I get postcards from her whenever she travels, which is often; a blanket woven from yak hair in Tibet, where she has gone to start a school for women; inks and polished bone.

Jars of grey-tinted salt from France, sun-dried tomatoes from Italy, a tooled leather folder from a workshop in the city where Dante was born.

Just this morning I was explaining allegory to my daughter: the meaning of the wood, the threshold of the crater lake, the circles upon circles of souls; the way station, the bus stop, the climb out again in search of heaven and the muse…

But always, at this time of year, my friend who has been abroad so much circles back, returns.

There is nothing I really want now for myself from this world, she writes on hotel stationery in Amsterdam, or New York, or overlooking a marbled plaza where pigeons descend to fight for bread that tourists have thrown.

Sometimes I wish to just quietly go away.

In my mind, I listen for the plink of coins in the fountains’ shallow basins: their bronze arc in the air, their weight in impossible wishes softened by a film of green moss covering the stones.

 

In response to an entry from the Morning Porch.

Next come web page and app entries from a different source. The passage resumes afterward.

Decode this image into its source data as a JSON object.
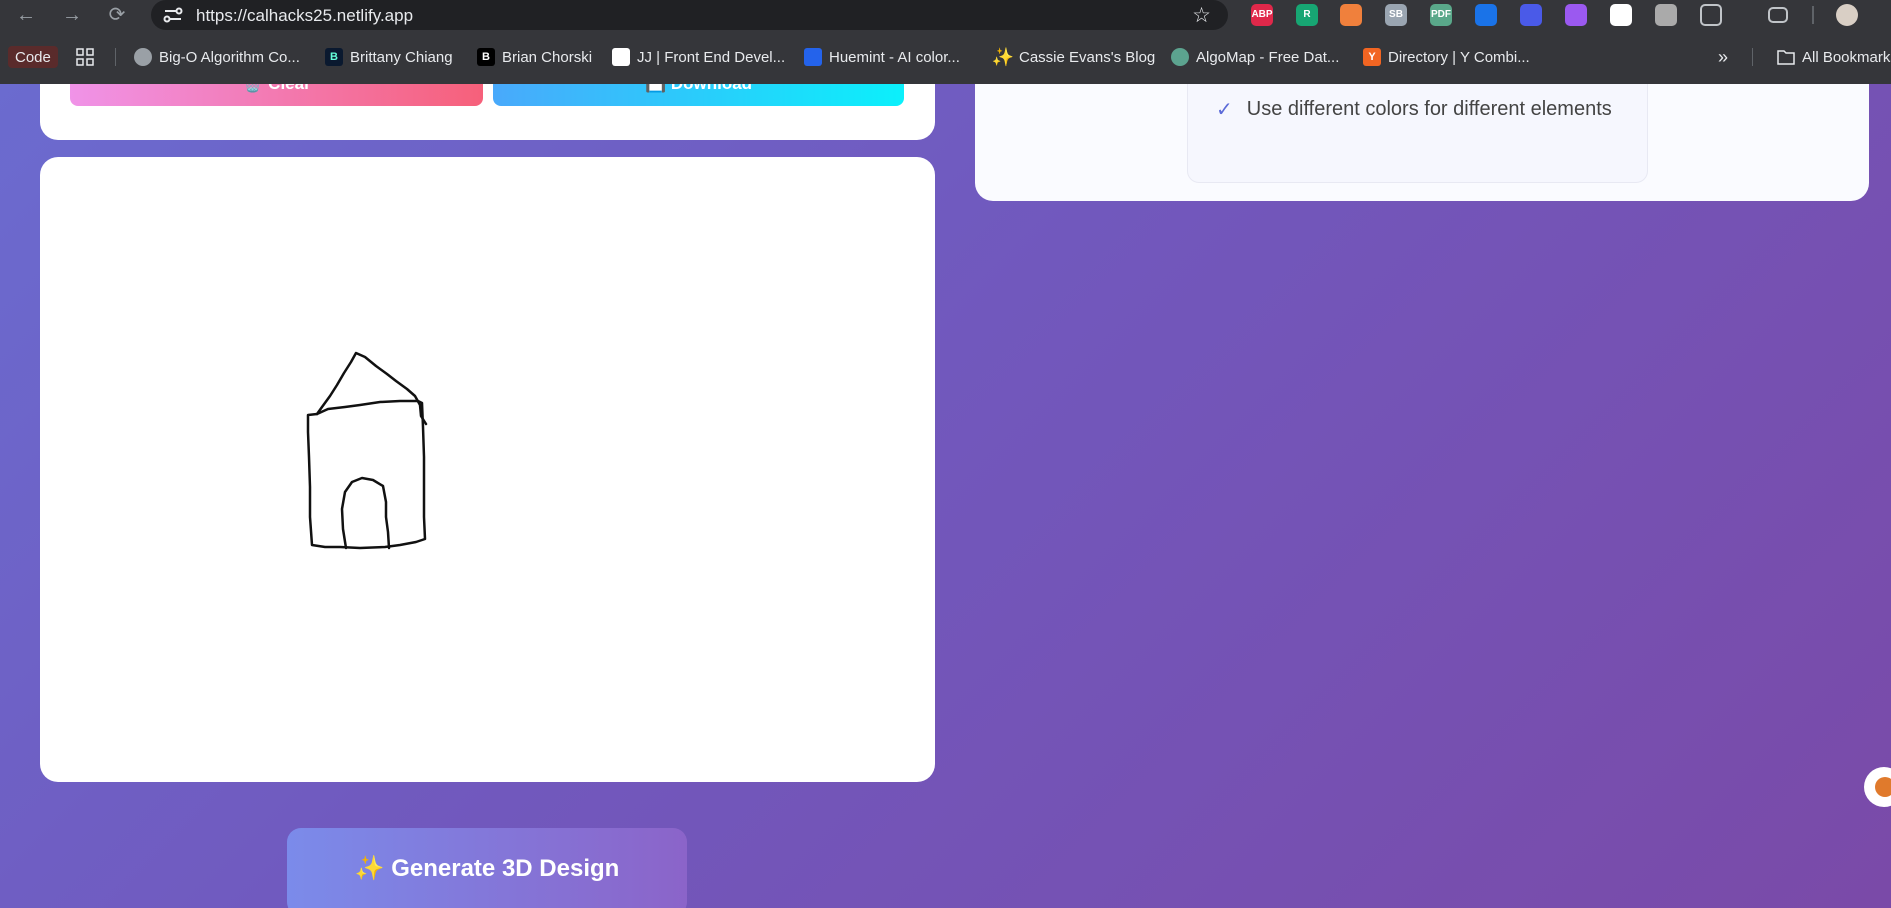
{
  "browser": {
    "url": "https://calhacks25.netlify.app",
    "extensions": [
      {
        "name": "adblock-plus-icon",
        "label": "ABP",
        "color": "#e0284a"
      },
      {
        "name": "r-extension-icon",
        "label": "R",
        "color": "#17a673"
      },
      {
        "name": "calendar-extension-icon",
        "label": "",
        "color": "#f0803c"
      },
      {
        "name": "sb-extension-icon",
        "label": "SB",
        "color": "#9aa5b1"
      },
      {
        "name": "pdf-extension-icon",
        "label": "PDF",
        "color": "#5aa88a"
      },
      {
        "name": "pin-extension-icon",
        "label": "",
        "color": "#1a73e8"
      },
      {
        "name": "bird-extension-icon",
        "label": "",
        "color": "#4a5ae8"
      },
      {
        "name": "chat-extension-icon",
        "label": "",
        "color": "#9b59f0"
      },
      {
        "name": "pen-extension-icon",
        "label": "",
        "color": "#ffffff"
      },
      {
        "name": "slash-extension-icon",
        "label": "",
        "color": "#aaaaaa"
      }
    ]
  },
  "bookmarks": [
    {
      "label": "Code",
      "icon": "code-badge",
      "color": "#3c1f1f"
    },
    {
      "label": "",
      "icon": "apps-grid-icon",
      "color": ""
    },
    {
      "label": "Big-O Algorithm Co...",
      "icon": "globe-icon",
      "color": "#9aa0a6"
    },
    {
      "label": "Brittany Chiang",
      "icon": "b-favicon",
      "color": "#0a192f"
    },
    {
      "label": "Brian Chorski",
      "icon": "b-favicon",
      "color": "#000000"
    },
    {
      "label": "JJ | Front End Devel...",
      "icon": "white-square-favicon",
      "color": "#ffffff"
    },
    {
      "label": "Huemint - AI color...",
      "icon": "huemint-favicon",
      "color": "#2463eb"
    },
    {
      "label": "Cassie Evans's Blog",
      "icon": "sparkle-favicon",
      "color": "#f7c948"
    },
    {
      "label": "AlgoMap - Free Dat...",
      "icon": "algomap-favicon",
      "color": "#5ca38f"
    },
    {
      "label": "Directory | Y Combi...",
      "icon": "yc-favicon",
      "color": "#f26522"
    },
    {
      "label": "All Bookmarks",
      "icon": "folder-icon",
      "color": ""
    }
  ],
  "page": {
    "clear_label": "🗑️ Clear",
    "download_label": "💾 Download",
    "tip": "Use different colors for different elements",
    "generate_label": "✨ Generate 3D Design"
  },
  "theme": {
    "gradient_start": "#6b6bcf",
    "gradient_end": "#7a4aa8",
    "clear_gradient": [
      "#f093e8",
      "#f6607a"
    ],
    "download_gradient": [
      "#49a9fb",
      "#0bf0fb"
    ]
  }
}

Nuthatch calls to nuthatch, wren to wren—

holloway overhung with ancient trees n Cornwall
This entry is part 28 of 29 in the series Morning Porch Poems: Winter 2012-13

 

and the limpid silence in between is a braid
that proves there is no difference: there is pain
anywhere, and there are brief moments made
of flame. You feed me soup or bread, then
kiss the tips of my fingers. And yes, I am afraid
when the wind’s dark voices warn that we won’t finish
what we started— Ardent love, wild hope: don’t vanish.

 

In response to an entry from the Morning Porch.

Cursive

holloway overhung with ancient trees n Cornwall
This entry is part 29 of 29 in the series Morning Porch Poems: Winter 2012-13

 

The letter I found was bone-yellow, blue
ink crusted grey on flimsy paper. Dear Uncle,
wrote his niece: we are well, we are taking kindly
to farm life. Away from the city, the children
are thriving. I let them play in the fields
with no fear they might get lost or run
over by speeding cars. My eldest boy goes
fishing with his father on weekends. They bring
back fish still thrashing in the pails. We hope
someday you will be blessed with children of
your own—

And in the last paragraph she asks about me,
ghost child of a publicly nameable father, child
of my mother’s hidden sister: little solemn one
in photographs the color of old maps, clutching
a spray of flowers and a doll. Some things,
even unknown, are true; some things lend
shade to the length of a life.

 

In response to an entry from the Morning Porch.